### Your assignment
Keep only the lines of the data below that contain "this", and copy them.

### Data to examine
§ §
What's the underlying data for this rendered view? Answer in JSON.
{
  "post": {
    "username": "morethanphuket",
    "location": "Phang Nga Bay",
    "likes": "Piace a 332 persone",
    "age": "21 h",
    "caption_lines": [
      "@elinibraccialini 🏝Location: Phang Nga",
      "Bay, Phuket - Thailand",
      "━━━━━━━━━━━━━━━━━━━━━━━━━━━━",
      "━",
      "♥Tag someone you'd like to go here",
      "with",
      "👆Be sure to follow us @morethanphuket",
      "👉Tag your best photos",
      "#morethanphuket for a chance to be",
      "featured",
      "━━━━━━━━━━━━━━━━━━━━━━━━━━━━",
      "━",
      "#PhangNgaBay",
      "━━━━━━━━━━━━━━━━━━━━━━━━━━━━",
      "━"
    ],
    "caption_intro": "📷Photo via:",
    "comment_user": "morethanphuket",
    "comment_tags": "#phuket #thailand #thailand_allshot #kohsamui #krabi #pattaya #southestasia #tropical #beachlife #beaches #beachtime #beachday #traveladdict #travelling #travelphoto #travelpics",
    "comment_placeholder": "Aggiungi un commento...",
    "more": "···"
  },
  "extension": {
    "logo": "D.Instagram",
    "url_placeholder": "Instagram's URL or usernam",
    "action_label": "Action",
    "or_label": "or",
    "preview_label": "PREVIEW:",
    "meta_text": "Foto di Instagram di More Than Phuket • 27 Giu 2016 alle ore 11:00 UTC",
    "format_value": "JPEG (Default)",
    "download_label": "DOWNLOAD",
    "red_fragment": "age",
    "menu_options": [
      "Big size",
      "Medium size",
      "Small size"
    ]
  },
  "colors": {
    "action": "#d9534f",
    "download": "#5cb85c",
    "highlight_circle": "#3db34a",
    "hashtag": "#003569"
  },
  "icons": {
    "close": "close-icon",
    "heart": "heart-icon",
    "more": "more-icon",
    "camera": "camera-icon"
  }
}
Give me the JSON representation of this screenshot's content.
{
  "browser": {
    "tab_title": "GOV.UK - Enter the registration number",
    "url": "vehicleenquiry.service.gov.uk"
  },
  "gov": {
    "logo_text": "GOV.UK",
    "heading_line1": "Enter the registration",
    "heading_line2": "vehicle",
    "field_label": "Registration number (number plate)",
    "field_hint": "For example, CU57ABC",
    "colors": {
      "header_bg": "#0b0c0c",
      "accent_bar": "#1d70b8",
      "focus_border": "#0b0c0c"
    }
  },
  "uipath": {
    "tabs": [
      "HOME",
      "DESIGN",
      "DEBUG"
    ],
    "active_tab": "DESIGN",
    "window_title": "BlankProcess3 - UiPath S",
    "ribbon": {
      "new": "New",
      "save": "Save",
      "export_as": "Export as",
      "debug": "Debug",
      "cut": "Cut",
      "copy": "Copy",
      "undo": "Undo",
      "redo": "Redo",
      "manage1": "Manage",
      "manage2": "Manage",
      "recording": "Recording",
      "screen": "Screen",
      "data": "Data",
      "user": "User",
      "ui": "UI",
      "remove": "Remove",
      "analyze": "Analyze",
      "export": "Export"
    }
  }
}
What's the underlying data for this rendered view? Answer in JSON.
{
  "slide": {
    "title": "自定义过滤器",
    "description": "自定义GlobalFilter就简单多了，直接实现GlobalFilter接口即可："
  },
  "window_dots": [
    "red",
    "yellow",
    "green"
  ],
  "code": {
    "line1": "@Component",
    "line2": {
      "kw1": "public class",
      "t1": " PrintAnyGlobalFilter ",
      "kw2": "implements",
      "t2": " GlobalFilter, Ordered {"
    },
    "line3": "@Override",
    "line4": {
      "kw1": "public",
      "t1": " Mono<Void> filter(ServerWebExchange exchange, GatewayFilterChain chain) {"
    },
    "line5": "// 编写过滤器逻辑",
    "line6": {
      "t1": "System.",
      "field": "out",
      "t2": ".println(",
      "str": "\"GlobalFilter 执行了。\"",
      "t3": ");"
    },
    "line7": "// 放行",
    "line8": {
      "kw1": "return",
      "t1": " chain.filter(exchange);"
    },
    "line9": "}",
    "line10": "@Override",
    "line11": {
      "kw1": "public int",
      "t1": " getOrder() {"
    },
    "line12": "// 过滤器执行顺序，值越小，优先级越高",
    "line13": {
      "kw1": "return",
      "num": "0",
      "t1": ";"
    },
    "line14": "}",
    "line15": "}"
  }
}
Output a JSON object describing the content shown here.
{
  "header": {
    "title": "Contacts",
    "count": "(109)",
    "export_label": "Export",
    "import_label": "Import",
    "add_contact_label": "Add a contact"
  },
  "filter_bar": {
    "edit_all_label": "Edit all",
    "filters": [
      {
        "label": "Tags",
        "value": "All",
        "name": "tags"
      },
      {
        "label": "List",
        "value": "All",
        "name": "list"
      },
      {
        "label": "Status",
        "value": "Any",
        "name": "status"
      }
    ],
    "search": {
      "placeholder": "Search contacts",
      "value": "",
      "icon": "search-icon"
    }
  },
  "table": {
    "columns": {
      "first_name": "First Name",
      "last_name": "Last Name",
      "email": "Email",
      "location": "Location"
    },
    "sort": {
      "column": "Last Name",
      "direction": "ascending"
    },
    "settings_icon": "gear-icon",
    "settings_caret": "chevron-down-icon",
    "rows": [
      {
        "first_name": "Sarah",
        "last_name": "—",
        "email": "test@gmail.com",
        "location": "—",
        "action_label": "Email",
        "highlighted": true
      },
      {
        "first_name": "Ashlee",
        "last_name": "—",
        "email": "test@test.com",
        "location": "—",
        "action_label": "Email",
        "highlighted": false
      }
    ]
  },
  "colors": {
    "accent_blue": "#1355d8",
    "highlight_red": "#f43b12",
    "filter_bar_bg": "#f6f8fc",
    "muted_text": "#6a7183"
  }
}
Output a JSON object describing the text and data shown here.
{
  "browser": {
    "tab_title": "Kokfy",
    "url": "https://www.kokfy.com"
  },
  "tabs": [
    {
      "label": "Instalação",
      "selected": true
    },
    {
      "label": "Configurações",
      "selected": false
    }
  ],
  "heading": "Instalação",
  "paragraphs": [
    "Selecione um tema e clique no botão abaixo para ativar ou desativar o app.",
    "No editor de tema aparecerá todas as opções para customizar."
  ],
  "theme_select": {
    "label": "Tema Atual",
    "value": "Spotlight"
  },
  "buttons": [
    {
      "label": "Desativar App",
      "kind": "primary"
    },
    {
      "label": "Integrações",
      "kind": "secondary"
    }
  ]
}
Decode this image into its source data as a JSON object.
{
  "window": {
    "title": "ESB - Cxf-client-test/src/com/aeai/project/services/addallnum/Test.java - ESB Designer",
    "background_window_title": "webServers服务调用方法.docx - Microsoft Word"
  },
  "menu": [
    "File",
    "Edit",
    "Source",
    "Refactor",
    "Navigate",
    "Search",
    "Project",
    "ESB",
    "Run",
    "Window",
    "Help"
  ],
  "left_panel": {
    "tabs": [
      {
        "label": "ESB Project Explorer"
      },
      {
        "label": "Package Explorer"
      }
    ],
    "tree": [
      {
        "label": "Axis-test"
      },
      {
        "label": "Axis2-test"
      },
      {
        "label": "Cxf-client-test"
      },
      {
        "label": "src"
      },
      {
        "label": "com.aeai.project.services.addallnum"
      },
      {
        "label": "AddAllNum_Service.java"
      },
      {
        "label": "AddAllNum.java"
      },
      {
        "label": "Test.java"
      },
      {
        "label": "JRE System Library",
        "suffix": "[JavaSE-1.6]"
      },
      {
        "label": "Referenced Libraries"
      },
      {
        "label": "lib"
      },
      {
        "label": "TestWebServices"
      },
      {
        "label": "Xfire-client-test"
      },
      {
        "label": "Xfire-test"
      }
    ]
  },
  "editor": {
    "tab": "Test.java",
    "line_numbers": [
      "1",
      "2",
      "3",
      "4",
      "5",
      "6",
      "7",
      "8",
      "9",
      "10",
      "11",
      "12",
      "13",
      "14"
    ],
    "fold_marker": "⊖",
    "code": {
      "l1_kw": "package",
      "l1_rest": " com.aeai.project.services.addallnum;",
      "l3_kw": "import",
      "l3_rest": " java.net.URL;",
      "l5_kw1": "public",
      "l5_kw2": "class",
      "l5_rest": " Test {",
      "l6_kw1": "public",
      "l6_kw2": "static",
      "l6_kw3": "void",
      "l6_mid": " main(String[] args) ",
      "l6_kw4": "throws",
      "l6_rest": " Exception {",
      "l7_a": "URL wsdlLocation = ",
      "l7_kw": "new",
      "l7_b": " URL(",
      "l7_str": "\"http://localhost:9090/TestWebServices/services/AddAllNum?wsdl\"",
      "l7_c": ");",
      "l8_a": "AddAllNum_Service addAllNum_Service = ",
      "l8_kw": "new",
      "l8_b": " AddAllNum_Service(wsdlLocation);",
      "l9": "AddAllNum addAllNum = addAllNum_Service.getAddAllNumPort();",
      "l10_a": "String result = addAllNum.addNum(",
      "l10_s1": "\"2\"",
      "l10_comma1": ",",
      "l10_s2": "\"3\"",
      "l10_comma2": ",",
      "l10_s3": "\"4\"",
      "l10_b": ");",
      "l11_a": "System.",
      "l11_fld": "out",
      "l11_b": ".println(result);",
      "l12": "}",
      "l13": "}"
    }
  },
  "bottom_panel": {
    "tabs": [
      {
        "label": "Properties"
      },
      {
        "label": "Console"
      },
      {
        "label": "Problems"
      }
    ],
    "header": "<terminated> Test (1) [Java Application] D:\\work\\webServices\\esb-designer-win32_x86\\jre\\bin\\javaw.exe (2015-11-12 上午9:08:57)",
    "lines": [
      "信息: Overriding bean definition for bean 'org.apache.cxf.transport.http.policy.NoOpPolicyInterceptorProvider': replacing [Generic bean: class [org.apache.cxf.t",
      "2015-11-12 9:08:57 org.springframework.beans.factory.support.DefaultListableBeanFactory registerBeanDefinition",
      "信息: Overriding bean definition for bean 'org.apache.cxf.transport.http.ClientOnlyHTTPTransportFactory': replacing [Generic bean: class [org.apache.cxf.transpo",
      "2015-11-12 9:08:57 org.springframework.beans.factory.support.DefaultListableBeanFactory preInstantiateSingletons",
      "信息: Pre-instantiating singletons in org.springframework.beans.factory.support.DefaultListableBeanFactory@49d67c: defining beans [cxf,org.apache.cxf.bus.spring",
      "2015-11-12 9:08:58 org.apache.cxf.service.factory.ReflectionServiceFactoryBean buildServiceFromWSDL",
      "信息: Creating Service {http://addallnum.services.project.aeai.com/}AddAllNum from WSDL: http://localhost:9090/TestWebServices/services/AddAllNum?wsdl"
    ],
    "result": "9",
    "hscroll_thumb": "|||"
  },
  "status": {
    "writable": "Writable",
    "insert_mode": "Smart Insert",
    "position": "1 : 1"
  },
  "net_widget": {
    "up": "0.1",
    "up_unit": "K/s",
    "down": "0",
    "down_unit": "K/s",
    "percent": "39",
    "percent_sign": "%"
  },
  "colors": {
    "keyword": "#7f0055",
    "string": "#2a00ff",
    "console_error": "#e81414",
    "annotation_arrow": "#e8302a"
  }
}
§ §
### Answer section
What's the underlying data for this rendered view? Answer in JSON.
Give me the JSON representation of this screenshot's content.
What's the underlying data for this rendered view? Answer in JSON.
Decode this image into its source data as a JSON object.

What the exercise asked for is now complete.